__Task prompt__. Go through the entries below. Copy each line in which "Ripken" appears.

Start of Data shown

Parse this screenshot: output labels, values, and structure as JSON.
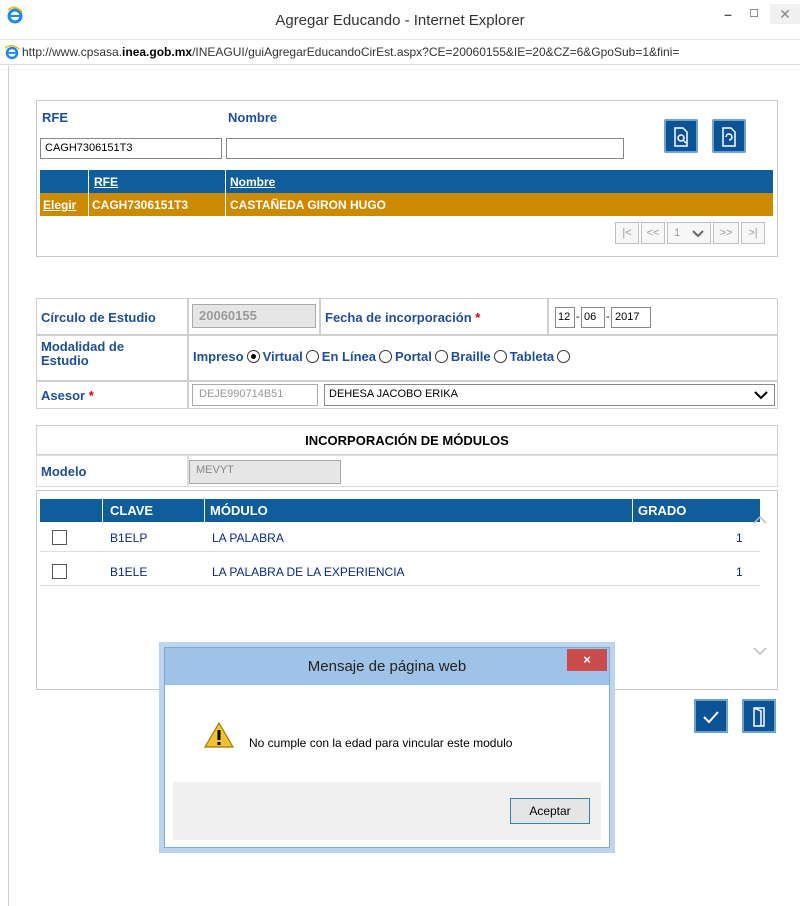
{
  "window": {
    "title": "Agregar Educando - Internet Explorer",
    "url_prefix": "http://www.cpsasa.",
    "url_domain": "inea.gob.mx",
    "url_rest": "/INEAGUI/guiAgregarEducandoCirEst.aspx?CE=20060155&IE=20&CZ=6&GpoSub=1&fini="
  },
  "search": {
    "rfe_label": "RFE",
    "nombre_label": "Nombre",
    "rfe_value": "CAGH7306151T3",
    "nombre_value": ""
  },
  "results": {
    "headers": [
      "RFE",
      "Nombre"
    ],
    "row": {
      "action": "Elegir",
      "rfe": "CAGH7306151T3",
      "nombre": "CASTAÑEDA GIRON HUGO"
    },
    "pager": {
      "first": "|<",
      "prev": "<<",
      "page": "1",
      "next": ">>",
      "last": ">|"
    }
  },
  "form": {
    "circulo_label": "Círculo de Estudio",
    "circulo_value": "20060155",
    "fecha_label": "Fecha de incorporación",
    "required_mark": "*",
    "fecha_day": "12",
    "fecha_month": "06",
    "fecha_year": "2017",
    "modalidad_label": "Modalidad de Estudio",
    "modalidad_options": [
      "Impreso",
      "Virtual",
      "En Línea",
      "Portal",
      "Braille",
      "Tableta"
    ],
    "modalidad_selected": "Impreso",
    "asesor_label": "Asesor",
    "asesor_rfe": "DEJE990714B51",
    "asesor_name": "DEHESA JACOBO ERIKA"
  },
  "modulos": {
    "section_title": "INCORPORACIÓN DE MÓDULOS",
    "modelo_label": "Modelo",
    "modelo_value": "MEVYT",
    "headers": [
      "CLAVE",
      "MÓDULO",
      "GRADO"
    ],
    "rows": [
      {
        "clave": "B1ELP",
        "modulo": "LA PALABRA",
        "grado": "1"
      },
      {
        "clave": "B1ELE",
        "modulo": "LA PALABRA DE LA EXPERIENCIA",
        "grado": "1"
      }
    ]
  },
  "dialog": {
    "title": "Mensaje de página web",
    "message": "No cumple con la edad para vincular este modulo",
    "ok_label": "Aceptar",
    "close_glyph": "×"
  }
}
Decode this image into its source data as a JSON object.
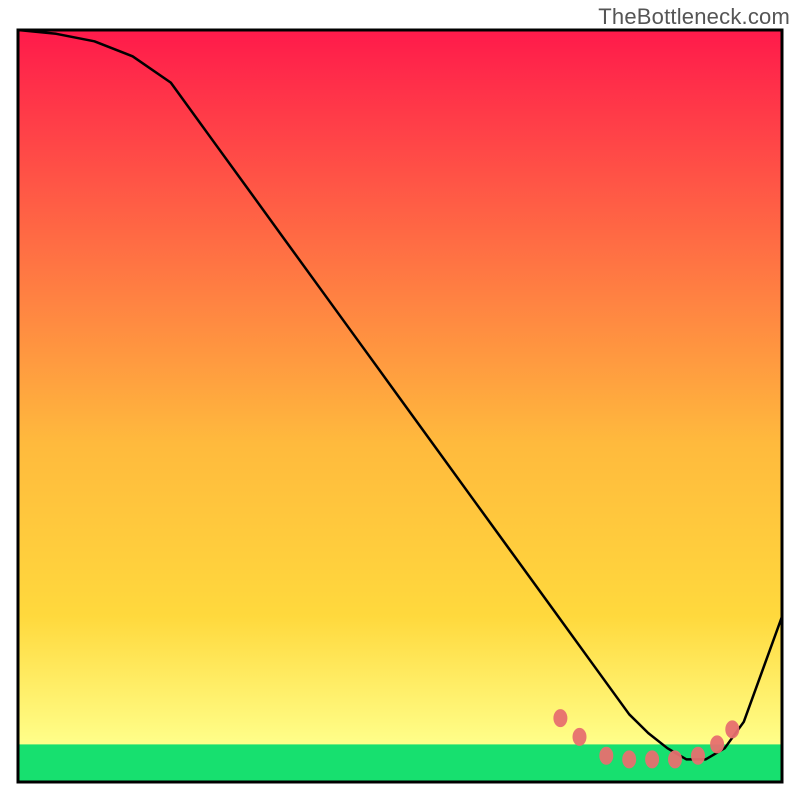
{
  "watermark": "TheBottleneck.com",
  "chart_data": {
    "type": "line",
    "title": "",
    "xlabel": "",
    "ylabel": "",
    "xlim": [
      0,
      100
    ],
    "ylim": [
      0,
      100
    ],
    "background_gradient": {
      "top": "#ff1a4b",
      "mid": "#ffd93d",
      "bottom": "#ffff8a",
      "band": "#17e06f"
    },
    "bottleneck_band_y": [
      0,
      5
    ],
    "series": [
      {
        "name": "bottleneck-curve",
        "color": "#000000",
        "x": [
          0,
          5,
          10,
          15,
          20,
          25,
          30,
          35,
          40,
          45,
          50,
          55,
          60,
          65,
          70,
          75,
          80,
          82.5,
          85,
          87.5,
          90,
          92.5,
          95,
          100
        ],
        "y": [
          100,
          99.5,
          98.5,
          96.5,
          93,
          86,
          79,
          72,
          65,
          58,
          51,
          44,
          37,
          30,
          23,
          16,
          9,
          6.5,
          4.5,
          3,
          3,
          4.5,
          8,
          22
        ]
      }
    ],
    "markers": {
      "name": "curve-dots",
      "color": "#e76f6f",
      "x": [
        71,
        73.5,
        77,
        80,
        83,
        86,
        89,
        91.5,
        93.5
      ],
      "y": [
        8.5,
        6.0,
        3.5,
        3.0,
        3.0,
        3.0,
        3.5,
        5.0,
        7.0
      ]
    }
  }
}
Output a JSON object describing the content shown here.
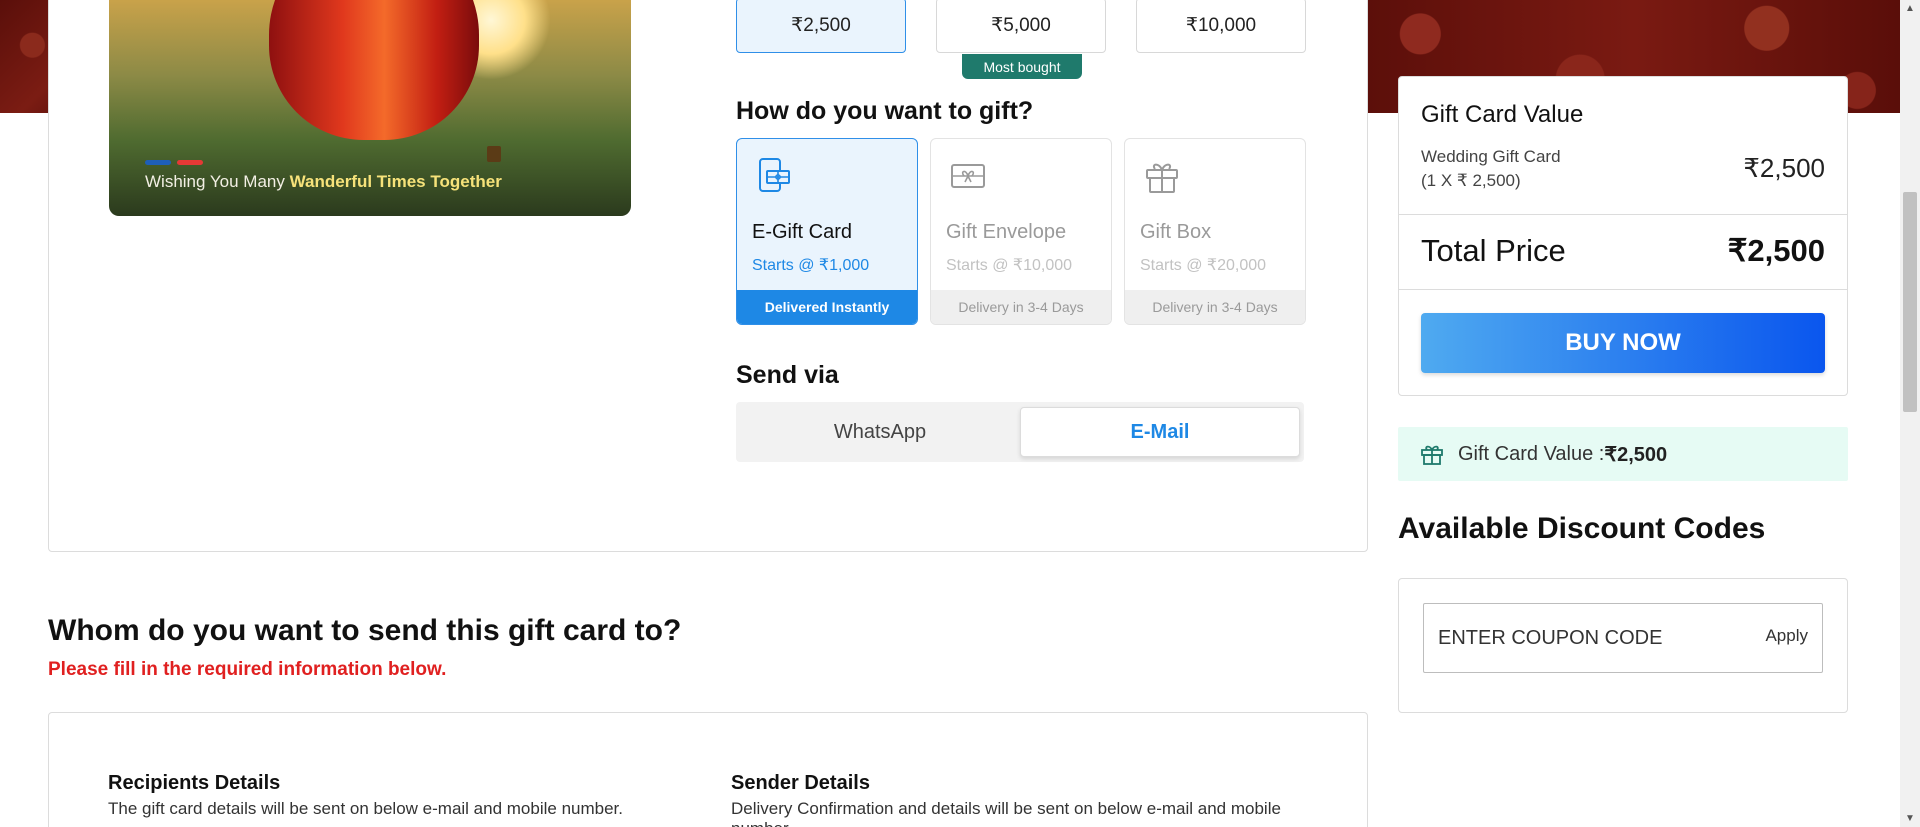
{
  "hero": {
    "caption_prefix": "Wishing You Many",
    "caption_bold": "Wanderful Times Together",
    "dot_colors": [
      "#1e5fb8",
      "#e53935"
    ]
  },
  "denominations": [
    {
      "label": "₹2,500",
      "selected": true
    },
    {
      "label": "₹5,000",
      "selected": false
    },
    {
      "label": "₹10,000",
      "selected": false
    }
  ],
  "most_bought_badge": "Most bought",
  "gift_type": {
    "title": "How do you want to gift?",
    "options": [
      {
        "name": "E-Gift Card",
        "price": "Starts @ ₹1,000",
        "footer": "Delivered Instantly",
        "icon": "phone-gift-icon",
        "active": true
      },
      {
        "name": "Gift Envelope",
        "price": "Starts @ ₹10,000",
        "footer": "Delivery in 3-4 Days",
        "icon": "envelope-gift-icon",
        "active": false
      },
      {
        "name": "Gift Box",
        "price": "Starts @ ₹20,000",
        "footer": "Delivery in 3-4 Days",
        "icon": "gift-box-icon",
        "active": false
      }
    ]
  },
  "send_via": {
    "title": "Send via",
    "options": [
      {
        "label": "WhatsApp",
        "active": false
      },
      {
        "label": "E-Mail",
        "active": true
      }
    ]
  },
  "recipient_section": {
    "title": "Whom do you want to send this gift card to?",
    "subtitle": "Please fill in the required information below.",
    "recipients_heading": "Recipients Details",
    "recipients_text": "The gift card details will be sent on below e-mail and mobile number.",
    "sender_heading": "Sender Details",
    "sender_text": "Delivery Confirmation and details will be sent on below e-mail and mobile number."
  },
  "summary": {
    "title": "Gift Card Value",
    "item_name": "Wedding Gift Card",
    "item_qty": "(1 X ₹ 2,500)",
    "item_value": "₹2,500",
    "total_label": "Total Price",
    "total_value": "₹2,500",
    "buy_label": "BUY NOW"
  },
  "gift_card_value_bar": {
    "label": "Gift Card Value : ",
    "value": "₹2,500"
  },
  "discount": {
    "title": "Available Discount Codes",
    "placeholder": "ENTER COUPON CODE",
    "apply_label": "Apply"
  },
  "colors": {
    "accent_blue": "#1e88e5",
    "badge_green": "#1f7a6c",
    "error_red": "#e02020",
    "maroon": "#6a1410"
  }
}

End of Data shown
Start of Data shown

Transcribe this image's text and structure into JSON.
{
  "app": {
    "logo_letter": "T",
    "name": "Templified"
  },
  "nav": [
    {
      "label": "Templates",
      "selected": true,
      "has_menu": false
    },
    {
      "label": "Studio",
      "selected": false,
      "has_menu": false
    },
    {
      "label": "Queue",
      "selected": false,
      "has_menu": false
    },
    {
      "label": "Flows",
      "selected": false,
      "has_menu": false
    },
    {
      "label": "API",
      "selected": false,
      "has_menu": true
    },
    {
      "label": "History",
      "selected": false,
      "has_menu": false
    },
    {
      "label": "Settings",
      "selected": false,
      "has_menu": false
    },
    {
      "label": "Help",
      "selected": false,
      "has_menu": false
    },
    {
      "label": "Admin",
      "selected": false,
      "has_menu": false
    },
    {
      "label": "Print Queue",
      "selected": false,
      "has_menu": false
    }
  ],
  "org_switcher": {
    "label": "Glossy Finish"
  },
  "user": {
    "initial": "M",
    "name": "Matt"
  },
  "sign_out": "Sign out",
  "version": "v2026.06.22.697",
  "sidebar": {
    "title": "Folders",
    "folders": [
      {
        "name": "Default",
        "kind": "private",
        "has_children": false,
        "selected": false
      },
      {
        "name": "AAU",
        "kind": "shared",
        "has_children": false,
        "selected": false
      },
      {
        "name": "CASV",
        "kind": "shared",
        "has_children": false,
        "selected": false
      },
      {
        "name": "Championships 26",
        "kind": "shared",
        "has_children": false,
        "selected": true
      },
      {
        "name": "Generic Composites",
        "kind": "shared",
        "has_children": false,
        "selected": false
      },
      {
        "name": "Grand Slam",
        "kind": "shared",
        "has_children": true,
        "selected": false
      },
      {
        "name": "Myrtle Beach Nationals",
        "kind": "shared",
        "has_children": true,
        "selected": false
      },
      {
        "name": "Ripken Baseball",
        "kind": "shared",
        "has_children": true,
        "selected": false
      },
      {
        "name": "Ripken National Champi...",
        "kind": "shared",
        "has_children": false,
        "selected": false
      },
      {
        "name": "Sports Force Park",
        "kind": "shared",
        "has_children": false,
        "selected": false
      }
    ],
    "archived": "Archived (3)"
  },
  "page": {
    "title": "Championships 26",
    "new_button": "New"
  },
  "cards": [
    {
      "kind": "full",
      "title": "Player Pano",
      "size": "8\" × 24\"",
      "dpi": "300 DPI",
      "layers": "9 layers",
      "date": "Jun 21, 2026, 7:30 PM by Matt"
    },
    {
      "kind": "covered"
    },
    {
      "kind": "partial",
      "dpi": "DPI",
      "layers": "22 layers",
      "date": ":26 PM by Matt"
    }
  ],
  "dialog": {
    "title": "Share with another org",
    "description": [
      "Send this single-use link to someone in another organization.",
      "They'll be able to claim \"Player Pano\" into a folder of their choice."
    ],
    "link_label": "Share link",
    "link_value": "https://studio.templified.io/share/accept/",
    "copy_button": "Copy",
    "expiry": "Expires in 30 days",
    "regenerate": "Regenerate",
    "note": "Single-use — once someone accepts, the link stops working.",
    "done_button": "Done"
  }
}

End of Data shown

__Written solution__.
        "name": "Ripken Baseball",
        "name": "Ripken National Champi...",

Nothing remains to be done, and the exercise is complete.